Data records for software interfaces:
++++++++++

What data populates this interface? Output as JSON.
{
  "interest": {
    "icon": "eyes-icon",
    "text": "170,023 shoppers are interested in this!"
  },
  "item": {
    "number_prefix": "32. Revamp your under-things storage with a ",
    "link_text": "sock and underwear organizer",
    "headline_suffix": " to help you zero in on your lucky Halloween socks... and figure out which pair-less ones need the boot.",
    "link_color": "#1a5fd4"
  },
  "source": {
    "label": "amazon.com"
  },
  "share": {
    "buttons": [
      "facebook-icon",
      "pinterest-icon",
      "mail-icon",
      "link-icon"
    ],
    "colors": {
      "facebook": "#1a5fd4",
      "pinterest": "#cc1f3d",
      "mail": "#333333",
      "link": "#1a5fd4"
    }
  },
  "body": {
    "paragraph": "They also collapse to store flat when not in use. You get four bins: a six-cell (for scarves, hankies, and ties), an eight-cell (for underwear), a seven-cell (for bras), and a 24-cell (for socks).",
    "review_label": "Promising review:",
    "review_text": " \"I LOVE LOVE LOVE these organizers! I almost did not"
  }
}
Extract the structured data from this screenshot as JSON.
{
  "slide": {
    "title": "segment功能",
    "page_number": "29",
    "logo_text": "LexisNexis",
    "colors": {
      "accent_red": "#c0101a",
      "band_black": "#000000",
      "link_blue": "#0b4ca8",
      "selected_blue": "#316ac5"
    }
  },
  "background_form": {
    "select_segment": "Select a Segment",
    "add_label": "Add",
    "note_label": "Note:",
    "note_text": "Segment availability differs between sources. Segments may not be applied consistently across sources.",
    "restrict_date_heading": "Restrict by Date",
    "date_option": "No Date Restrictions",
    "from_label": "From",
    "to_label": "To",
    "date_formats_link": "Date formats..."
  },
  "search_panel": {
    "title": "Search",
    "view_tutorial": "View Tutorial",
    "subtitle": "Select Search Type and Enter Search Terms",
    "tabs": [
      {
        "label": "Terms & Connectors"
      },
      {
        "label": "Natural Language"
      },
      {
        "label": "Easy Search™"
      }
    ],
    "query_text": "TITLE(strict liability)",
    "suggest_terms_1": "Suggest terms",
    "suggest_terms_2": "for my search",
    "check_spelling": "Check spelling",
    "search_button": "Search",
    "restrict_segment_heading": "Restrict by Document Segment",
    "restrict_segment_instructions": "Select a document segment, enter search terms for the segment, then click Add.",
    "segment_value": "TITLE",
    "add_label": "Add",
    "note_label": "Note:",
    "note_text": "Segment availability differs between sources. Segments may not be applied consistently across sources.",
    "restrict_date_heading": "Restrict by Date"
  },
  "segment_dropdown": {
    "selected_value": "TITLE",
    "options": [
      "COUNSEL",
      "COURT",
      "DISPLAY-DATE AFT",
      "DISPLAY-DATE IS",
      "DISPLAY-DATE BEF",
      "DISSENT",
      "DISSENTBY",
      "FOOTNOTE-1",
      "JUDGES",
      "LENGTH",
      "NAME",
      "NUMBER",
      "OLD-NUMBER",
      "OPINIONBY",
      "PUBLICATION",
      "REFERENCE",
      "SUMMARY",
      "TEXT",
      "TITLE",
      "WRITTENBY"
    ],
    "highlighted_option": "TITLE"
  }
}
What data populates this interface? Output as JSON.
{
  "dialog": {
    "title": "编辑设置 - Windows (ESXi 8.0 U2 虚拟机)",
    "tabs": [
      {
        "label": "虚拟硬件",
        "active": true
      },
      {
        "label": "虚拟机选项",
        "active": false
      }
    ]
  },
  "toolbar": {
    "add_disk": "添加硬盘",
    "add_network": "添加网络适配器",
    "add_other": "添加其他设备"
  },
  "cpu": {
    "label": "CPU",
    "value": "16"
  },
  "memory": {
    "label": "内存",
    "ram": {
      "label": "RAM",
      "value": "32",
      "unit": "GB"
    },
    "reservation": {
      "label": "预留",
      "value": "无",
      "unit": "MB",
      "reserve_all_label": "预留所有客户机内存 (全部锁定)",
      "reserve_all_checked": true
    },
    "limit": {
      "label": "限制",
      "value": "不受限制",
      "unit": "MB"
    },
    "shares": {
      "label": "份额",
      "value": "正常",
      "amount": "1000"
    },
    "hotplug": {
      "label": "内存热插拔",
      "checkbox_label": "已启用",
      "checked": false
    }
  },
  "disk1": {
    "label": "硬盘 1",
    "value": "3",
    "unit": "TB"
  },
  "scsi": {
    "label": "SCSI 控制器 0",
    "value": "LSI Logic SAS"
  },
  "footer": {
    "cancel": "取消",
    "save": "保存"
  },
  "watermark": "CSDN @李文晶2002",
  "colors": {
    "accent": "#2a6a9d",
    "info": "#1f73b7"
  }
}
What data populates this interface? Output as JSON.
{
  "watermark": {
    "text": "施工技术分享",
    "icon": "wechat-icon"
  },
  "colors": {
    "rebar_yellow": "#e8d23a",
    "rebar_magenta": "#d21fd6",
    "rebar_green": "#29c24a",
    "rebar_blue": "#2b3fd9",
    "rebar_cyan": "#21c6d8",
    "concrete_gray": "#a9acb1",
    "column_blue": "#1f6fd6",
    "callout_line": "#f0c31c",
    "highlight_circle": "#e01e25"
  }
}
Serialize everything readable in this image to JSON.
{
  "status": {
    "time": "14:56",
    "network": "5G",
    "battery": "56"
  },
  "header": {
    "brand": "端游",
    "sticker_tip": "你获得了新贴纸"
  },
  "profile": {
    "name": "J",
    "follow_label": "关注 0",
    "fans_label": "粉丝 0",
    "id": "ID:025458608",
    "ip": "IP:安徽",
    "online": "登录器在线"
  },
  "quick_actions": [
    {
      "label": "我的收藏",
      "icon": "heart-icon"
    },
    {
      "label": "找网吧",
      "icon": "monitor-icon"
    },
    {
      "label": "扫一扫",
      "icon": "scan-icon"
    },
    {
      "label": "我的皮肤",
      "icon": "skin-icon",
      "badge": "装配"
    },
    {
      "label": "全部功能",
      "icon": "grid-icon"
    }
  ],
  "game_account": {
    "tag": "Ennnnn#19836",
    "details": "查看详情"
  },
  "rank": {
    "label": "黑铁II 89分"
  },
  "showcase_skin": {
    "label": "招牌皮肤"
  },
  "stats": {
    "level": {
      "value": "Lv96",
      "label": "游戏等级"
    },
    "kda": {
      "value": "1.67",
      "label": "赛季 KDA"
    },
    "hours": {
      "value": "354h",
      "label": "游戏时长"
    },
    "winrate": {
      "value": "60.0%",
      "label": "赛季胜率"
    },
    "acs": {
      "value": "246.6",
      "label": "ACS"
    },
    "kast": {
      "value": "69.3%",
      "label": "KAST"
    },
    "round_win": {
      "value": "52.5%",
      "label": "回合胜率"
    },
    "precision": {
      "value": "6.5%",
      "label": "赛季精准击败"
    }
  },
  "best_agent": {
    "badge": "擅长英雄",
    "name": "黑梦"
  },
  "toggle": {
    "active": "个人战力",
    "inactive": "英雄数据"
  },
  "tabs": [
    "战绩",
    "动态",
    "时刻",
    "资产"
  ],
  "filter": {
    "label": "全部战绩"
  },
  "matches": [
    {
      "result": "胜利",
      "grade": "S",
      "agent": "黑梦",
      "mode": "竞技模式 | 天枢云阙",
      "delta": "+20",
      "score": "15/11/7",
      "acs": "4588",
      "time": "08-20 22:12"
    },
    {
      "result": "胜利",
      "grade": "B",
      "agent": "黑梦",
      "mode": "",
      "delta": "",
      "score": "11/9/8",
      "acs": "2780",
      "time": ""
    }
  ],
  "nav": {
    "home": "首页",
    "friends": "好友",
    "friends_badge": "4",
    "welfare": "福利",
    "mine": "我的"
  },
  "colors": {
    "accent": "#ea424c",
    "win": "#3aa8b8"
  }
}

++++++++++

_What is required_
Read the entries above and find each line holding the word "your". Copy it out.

_Task result_
    "number_prefix": "32. Revamp your under-things storage with a ",
    "headline_suffix": " to help you zero in on your lucky Halloween socks... and figure out which pair-less ones need the boot.",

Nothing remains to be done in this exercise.